(Your objective): Filter the listing for lines containing "this".

(Records provided):
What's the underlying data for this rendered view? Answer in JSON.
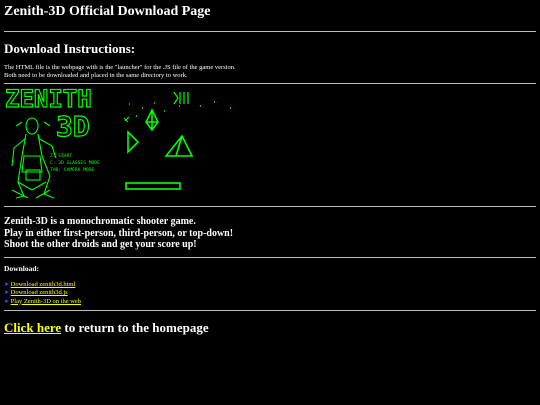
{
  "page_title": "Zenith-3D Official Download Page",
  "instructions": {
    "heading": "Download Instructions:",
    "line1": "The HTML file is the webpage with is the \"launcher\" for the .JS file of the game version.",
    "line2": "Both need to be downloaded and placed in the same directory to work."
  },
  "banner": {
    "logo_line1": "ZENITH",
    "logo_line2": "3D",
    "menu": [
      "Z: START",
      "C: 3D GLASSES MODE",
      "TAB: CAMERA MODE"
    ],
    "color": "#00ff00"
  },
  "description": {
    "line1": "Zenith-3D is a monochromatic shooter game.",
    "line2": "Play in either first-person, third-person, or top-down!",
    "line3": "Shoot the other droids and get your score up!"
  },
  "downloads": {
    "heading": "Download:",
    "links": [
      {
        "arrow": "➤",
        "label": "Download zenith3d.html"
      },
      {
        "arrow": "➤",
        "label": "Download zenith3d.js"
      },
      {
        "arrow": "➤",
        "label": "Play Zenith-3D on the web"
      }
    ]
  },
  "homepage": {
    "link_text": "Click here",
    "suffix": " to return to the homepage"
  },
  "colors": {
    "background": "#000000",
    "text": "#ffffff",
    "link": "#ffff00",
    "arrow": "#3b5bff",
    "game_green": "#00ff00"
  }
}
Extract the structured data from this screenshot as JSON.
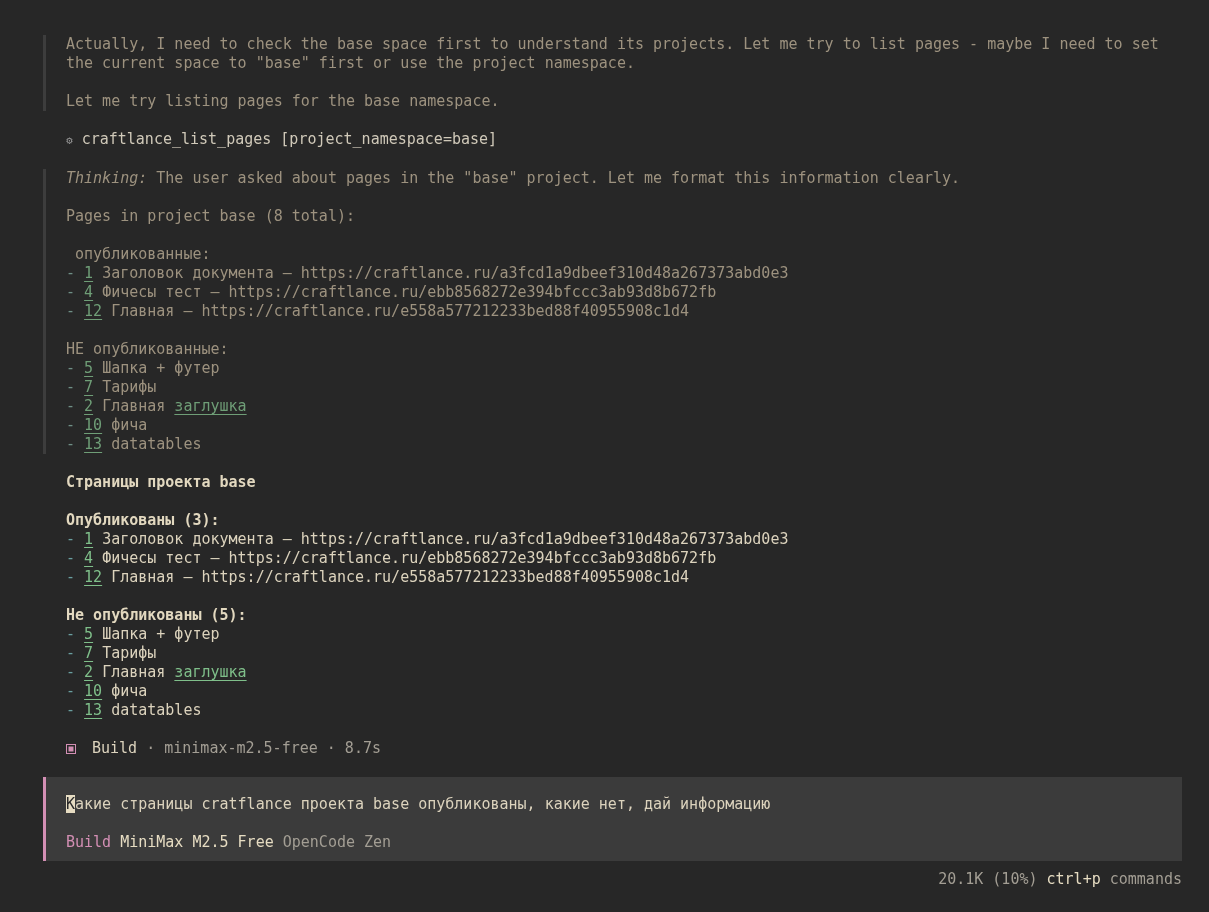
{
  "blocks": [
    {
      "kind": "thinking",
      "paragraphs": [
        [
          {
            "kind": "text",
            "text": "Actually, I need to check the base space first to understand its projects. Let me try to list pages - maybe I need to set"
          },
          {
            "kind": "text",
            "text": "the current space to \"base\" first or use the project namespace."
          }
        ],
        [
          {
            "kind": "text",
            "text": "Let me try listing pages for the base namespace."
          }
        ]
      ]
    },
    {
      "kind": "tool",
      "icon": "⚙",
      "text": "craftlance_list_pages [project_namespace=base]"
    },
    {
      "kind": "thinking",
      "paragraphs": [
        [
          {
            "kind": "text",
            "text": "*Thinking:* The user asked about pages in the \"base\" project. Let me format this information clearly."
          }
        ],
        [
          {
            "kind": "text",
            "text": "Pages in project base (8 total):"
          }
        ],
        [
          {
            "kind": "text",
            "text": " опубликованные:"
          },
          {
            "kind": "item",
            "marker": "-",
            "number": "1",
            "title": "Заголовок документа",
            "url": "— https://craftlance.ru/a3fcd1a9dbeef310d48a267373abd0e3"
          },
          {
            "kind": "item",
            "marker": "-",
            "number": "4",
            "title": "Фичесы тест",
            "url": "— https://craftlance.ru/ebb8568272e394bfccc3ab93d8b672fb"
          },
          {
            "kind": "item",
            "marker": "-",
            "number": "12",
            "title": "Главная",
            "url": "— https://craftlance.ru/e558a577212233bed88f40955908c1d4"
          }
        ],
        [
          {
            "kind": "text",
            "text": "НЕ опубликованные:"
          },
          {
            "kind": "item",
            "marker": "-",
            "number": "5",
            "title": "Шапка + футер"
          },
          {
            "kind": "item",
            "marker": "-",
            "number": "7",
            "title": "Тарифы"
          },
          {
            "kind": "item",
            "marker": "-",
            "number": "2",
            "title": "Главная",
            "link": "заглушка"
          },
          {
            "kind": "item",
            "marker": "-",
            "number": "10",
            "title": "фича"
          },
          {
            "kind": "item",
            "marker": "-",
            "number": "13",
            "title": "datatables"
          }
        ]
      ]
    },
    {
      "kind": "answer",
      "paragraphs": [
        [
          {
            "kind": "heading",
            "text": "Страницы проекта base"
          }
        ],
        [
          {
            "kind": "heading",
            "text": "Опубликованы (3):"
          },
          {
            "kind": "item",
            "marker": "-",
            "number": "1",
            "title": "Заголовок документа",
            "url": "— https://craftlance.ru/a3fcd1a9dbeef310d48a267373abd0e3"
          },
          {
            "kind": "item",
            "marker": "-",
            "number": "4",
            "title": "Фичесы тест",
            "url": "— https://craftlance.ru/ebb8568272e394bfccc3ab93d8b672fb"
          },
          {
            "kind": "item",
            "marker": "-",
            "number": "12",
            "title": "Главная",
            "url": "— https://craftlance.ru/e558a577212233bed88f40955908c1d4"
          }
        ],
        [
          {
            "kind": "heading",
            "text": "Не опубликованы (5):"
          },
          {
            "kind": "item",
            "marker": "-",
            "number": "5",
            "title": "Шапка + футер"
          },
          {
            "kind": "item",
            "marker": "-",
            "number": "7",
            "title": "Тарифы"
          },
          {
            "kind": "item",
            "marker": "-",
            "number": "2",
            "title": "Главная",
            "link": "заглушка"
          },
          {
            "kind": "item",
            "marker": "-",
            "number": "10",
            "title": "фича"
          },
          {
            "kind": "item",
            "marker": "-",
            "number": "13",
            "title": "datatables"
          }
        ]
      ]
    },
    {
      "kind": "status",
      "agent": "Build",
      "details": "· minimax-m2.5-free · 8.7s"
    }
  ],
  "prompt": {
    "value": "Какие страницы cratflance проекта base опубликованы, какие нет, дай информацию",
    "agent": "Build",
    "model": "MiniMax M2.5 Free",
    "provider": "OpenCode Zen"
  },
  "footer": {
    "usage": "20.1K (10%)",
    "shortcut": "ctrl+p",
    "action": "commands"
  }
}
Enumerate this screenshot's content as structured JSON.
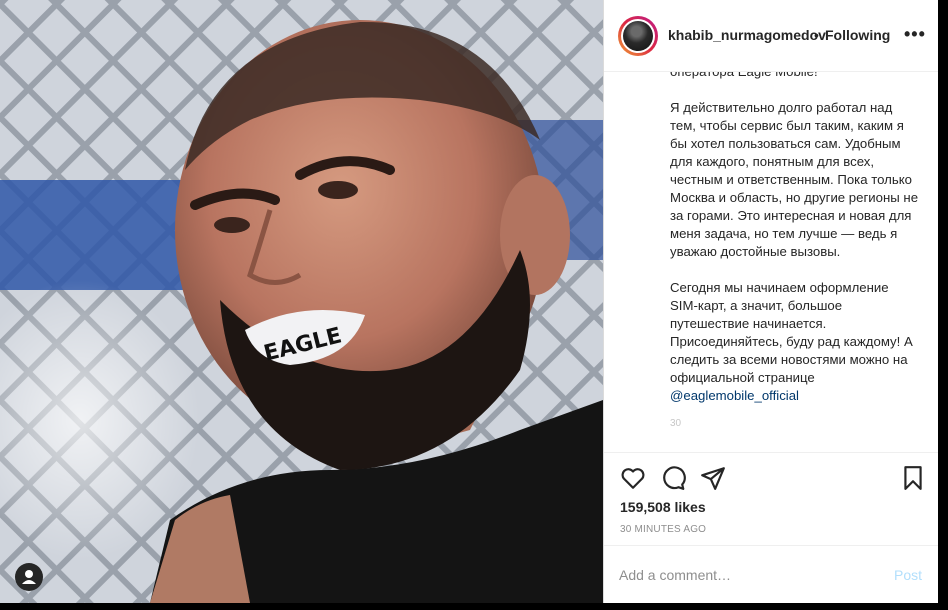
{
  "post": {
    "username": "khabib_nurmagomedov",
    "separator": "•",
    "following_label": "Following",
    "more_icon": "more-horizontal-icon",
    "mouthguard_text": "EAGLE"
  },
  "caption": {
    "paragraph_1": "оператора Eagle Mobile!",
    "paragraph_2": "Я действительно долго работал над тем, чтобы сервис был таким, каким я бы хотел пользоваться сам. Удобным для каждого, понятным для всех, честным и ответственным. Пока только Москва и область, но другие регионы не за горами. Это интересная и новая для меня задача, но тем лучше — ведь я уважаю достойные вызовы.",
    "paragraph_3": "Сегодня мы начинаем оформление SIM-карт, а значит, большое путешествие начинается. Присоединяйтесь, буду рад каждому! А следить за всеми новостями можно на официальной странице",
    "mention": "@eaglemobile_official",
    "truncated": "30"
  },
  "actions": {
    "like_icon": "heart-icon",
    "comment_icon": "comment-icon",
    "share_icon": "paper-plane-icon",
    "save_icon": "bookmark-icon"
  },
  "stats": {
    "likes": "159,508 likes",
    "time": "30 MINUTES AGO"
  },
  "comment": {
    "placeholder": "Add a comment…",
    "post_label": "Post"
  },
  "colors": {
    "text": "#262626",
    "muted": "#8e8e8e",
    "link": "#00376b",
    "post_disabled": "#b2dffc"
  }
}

(Worked solution):
What's the underlying data for this rendered view? Answer in JSON.
Extract the structured data from this screenshot as JSON.
            "text": "*Thinking:* The user asked about pages in the \"base\" project. Let me format this information clearly."
Enumerate this screenshot's content as structured JSON.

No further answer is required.